“Green Arrow” #8 is certainly trying. It wants to be a comic taken seriously, aims to homage a famous Shakespeare work and the story jumps around to fit in plenty. Yet, for all this effort, the result is a comic that just doesn’t land. This is a swing and a miss on many levels.
The narrative jumps away from the end of the last issue and drops us “in media res” for an Oliver Queen versus ravaging dog fight card line up. Ann Nocenti works very hard to ensure we know Queen isn’t actually hurting these dogs. It’s almost sweet the lengths she goes to make Queen still seem heroic and sensible while kicking a dog in the face. Beyond such niceties, this scene barely makes sense because it yields no return and plays off as a test — as if the capturer does not know how this hero will handle himself and yet the villain turns out to know plenty. It’s a throwaway scene and takes us nowhere while wasting precious pages.
Queen is an intangible lead because most of his actions don’t endear the reader to his character.
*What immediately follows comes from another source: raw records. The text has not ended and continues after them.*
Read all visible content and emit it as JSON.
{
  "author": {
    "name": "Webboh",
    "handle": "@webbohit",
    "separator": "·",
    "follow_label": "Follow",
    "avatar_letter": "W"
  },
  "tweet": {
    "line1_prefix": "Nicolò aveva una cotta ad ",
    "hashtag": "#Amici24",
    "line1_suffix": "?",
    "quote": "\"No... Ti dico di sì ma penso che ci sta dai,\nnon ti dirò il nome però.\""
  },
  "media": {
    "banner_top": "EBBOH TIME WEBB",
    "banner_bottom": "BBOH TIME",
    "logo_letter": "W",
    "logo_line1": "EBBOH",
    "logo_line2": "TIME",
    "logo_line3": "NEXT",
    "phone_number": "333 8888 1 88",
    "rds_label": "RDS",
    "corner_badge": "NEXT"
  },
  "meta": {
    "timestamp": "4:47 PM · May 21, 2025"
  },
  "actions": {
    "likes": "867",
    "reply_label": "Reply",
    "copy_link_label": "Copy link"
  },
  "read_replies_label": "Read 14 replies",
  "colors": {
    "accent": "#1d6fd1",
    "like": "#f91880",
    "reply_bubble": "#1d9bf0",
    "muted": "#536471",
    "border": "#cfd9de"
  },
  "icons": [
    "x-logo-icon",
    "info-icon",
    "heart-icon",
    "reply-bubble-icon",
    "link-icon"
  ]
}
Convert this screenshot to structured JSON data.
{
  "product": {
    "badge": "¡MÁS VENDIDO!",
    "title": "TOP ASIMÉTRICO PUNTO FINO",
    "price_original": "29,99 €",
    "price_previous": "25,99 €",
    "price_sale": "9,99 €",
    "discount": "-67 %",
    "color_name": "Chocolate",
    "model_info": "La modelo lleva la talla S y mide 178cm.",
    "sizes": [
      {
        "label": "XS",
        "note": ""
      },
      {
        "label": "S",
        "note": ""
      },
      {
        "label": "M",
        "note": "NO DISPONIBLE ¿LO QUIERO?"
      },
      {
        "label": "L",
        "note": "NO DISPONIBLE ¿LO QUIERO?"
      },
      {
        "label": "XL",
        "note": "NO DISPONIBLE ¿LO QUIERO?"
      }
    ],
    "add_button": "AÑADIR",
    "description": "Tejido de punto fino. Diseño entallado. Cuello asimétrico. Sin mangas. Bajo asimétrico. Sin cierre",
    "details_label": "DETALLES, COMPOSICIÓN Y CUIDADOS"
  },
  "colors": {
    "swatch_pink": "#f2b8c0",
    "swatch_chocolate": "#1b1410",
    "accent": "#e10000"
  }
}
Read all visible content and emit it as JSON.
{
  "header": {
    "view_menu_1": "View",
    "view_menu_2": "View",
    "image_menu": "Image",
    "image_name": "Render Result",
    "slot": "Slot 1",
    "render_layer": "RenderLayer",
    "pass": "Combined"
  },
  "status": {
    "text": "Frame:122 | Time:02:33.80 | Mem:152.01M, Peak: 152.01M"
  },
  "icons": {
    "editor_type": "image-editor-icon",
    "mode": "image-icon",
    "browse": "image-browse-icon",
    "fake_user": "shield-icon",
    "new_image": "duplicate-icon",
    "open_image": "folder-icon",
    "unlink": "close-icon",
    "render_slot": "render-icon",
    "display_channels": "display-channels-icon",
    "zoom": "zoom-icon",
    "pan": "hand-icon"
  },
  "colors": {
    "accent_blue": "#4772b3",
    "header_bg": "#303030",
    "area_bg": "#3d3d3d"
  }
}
He seems pretty committed to making mistakes and doesn’t care as long as he gets the female on his arm. With the nearly fatal dalliances and backhanding of man’s best friend, you could be forgiven for thinking this guy is a lost cause. It’s certainly no fun to watch a guy make mistakes everyone can easily see coming a mile off. Queen needs to stay away from these girls and yet he won’t. It’s kind of annoying.
Nocenti introduces her villain, Leer, who comes straight out of left field. He looks like some sort of cryptid throwback and seems to have some DNA Bond movie plans. The motivation is still lacking and the theatrics are high, but more in concept than delivery. The thick shadow of King Lear hangs over this man with his triplet set of daughters — a comparison that is encouraged. Nocenti seems to play against this tragedy classic but all it does it is make “Green Arrow” look inferior. The themes and moments are evoked but with little regard as to why, feeling more like a crutch rather than another juicy layer.
Behind the plot of Queen dealing with this monstrously maniacal villain, his caged hybrids and sexy amalgam of daughters sits a simple sub-plot of Queen losing control of his business. This corporate thriller wants to play second fiddle to the grand theatrics of the main play and the juxtaposition is simply ineffective.
Harvey Tolibao’s art is clear but also unremarkable. He expresses action and puts effort into his designs but the story isn’t always serviced. Panels are cluttered or oddly angled for no apparent reason and this derails the flow of the story. His line work is solid, but the storytelling leaves room for improvement.
“Green Arrow” #8 is a comic trying its best. There are attempts at making the action flow, the sexual tension grab you and the villain seem interesting and powerful. These attempts sadly fail and what’s left is a mildly confusing and wholly uninteresting comic. A real shame to see this character become unlikeable and this story spread out so thinly across a variety of genres that don’t work together.